Aesthetics: It’s always hard to judge fairly with these HD re-releases. The original ZoE was released back in 2001, so obviously don’t expect it to be up to modern standards. However, I thought that the in-game models were very crisp & the movement was very fluid. The frames have a nice design to them. Some of the environments are a bit lackluster, with very little detail. It doesn’t help that the entire game takes place at night. The pre-rendered cutscenes have a strange blur to them, even affecting the captions. And again, the models are much simpler than current stuff. For the soundtrack, you of course have a lot of techno music. But I happen to like techno & thought that the music was pretty good. It’s fitting, at least. And the boss fights have some of the best music. But the voiceacting… it ranges from flat to melodramatic. Leo’s voice in particular grated on my nerves. Honestly, I think his voice is half of the reason why I hated him so much. The others aren’t nearly as bad, but they’re pretty flat & emotionless most of the time. Another small complaint is that the sound of the dash starts to grate on your ears after a while. It reminds me of the sound of scraping silverware on plates. Score: 3
Replay Value: First of all, the game is short. Really short. Even with me maxing out my level & doing all of the rescue missions save for one, it only took me around four to five hours to complete.

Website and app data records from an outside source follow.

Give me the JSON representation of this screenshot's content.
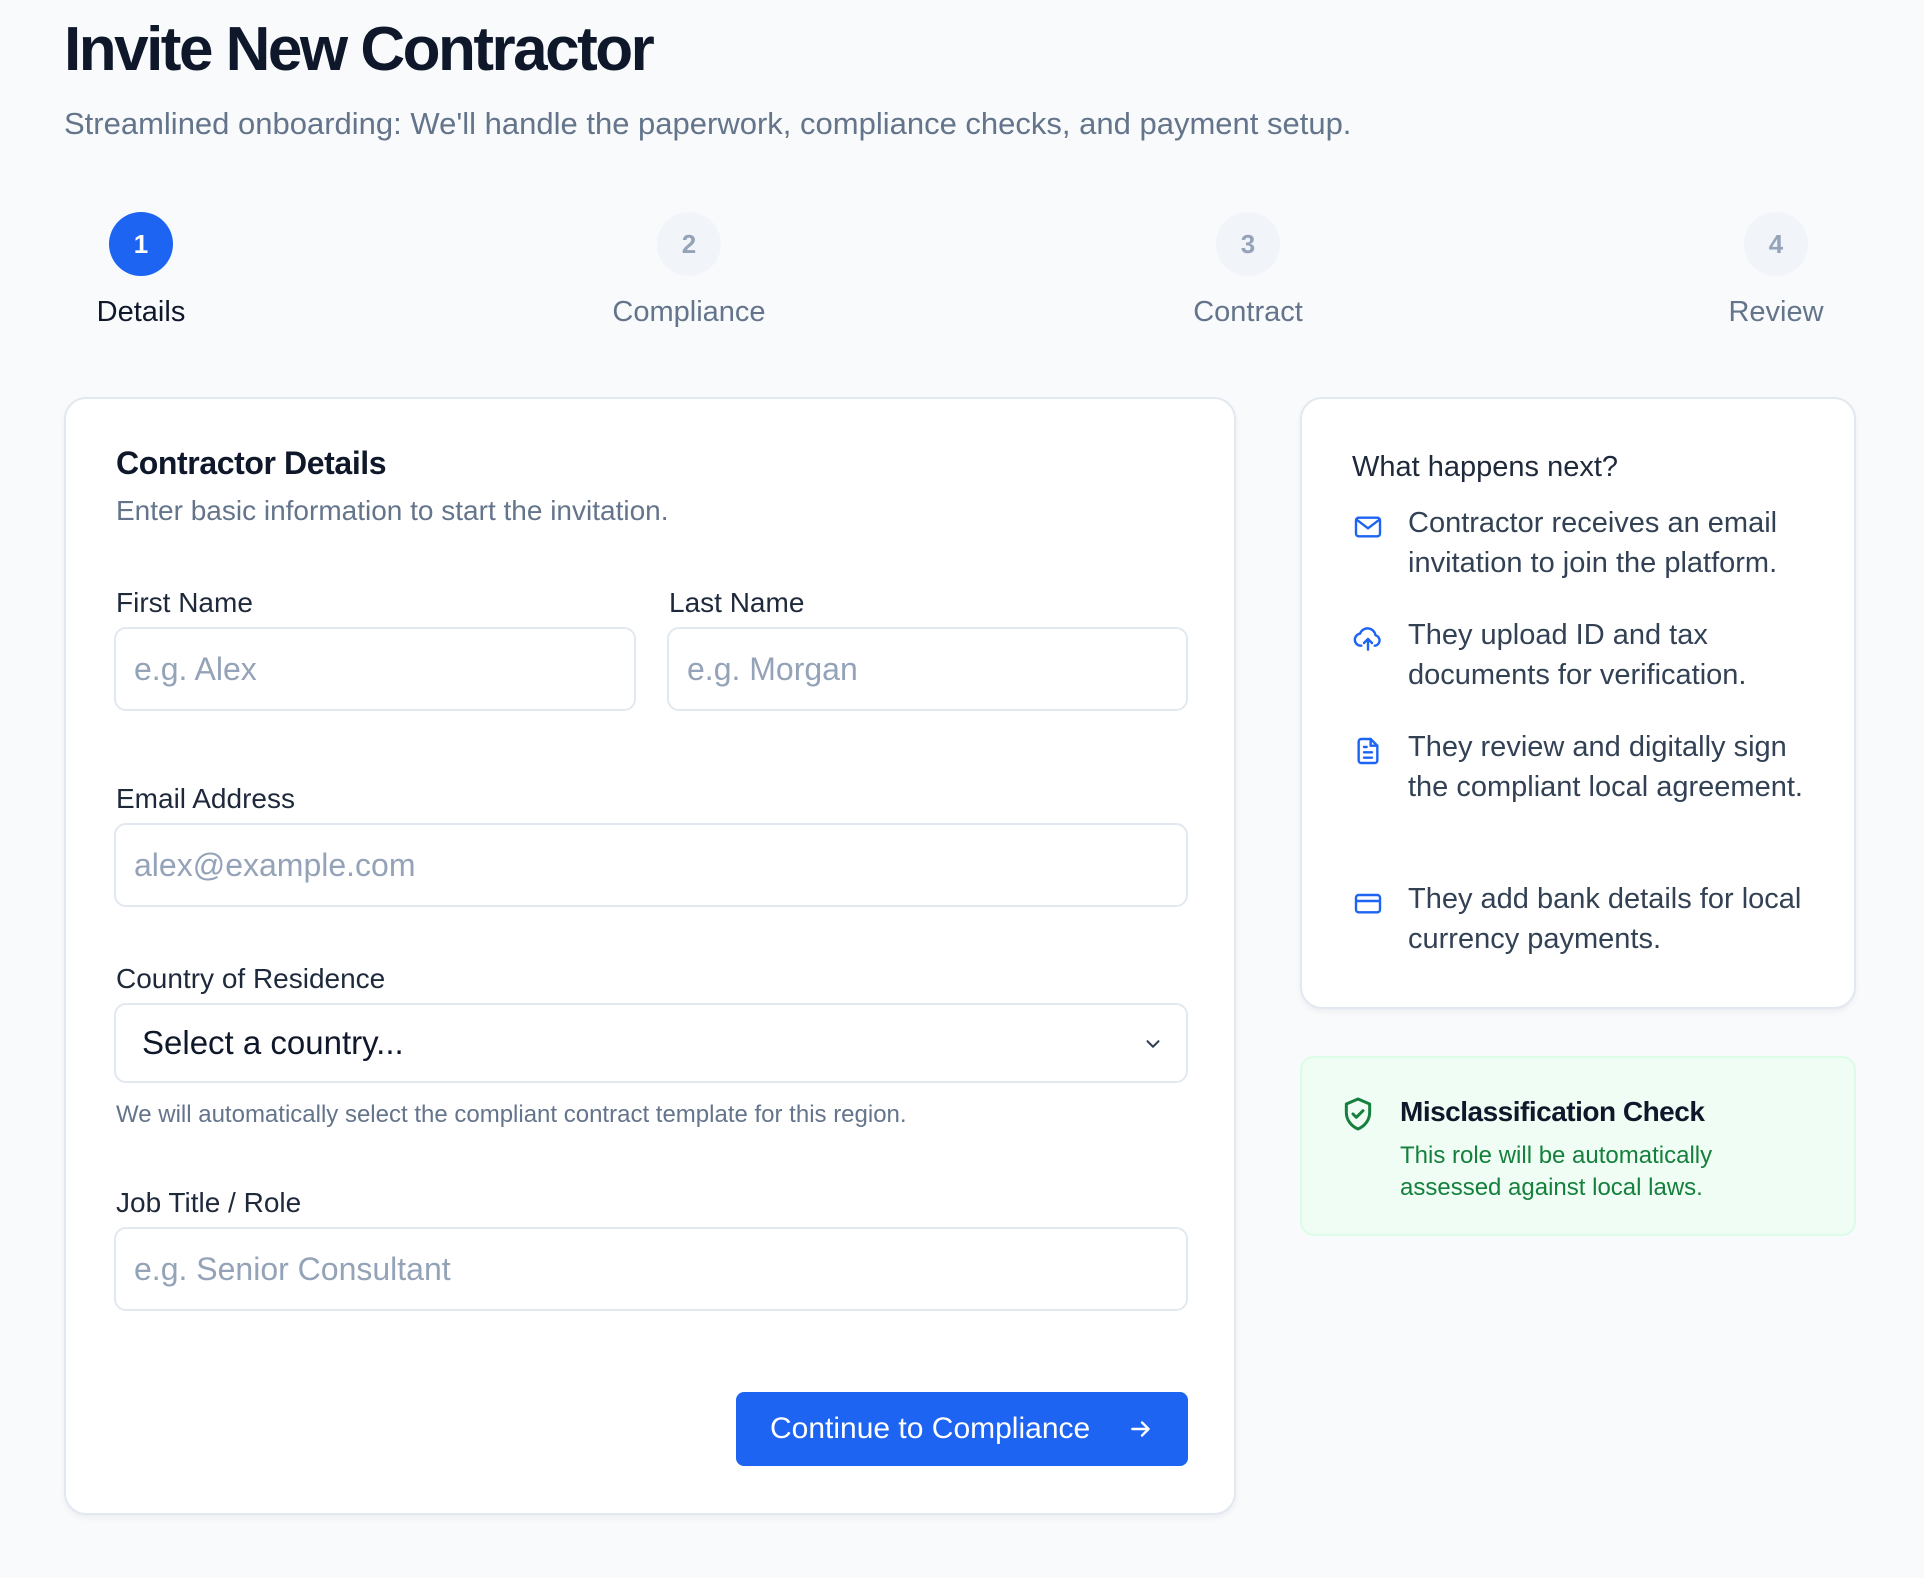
{
  "header": {
    "title": "Invite New Contractor",
    "subtitle": "Streamlined onboarding: We'll handle the paperwork, compliance checks, and payment setup."
  },
  "stepper": {
    "current_step": 1,
    "steps": [
      {
        "number": "1",
        "label": "Details",
        "state": "active"
      },
      {
        "number": "2",
        "label": "Compliance",
        "state": "pending"
      },
      {
        "number": "3",
        "label": "Contract",
        "state": "pending"
      },
      {
        "number": "4",
        "label": "Review",
        "state": "pending"
      }
    ]
  },
  "form": {
    "title": "Contractor Details",
    "description": "Enter basic information to start the invitation.",
    "first_name": {
      "label": "First Name",
      "value": "",
      "placeholder": "e.g. Alex"
    },
    "last_name": {
      "label": "Last Name",
      "value": "",
      "placeholder": "e.g. Morgan"
    },
    "email": {
      "label": "Email Address",
      "value": "",
      "placeholder": "alex@example.com"
    },
    "country": {
      "label": "Country of Residence",
      "selected": "Select a country...",
      "helper": "We will automatically select the compliant contract template for this region."
    },
    "job_title": {
      "label": "Job Title / Role",
      "value": "",
      "placeholder": "e.g. Senior Consultant"
    },
    "continue_label": "Continue to Compliance"
  },
  "next_steps": {
    "title": "What happens next?",
    "items": [
      {
        "icon": "mail-icon",
        "text": "Contractor receives an email invitation to join the platform."
      },
      {
        "icon": "cloud-upload-icon",
        "text": "They upload ID and tax documents for verification."
      },
      {
        "icon": "document-icon",
        "text": "They review and digitally sign the compliant local agreement."
      },
      {
        "icon": "credit-card-icon",
        "text": "They add bank details for local currency payments."
      }
    ]
  },
  "alert": {
    "icon": "shield-check-icon",
    "title": "Misclassification Check",
    "text": "This role will be automatically assessed against local laws."
  },
  "colors": {
    "primary": "#1d64f2",
    "success_bg": "#f0fdf4",
    "success_text": "#15803d",
    "muted": "#64748b"
  }
}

There is a Versus Mode, but I don’t see that as being more than a novelty that quickly wears out. There’s not a lot of reason to play it more than once unless you want to go for a higher rank by doing better on the rescue missions. I’d say ZoE is a one-&-done kind of game. Score: 2
Overall Score: 3
Final Word: While not a bad game, Zone of the Enders HD is hampered by its bare storytelling & annoying characters but bolstered by its fun combat system. If you’re a fan of the mecha genre, I think it’s at least worth renting just for the combat, but if you’re not into that sort of thing it won’t be winning you over.
Title: Zone of the Enders HD Console: 360 & PS3 Rating: M Developer: Konami Publisher: Konami Release Date: October 30, 2012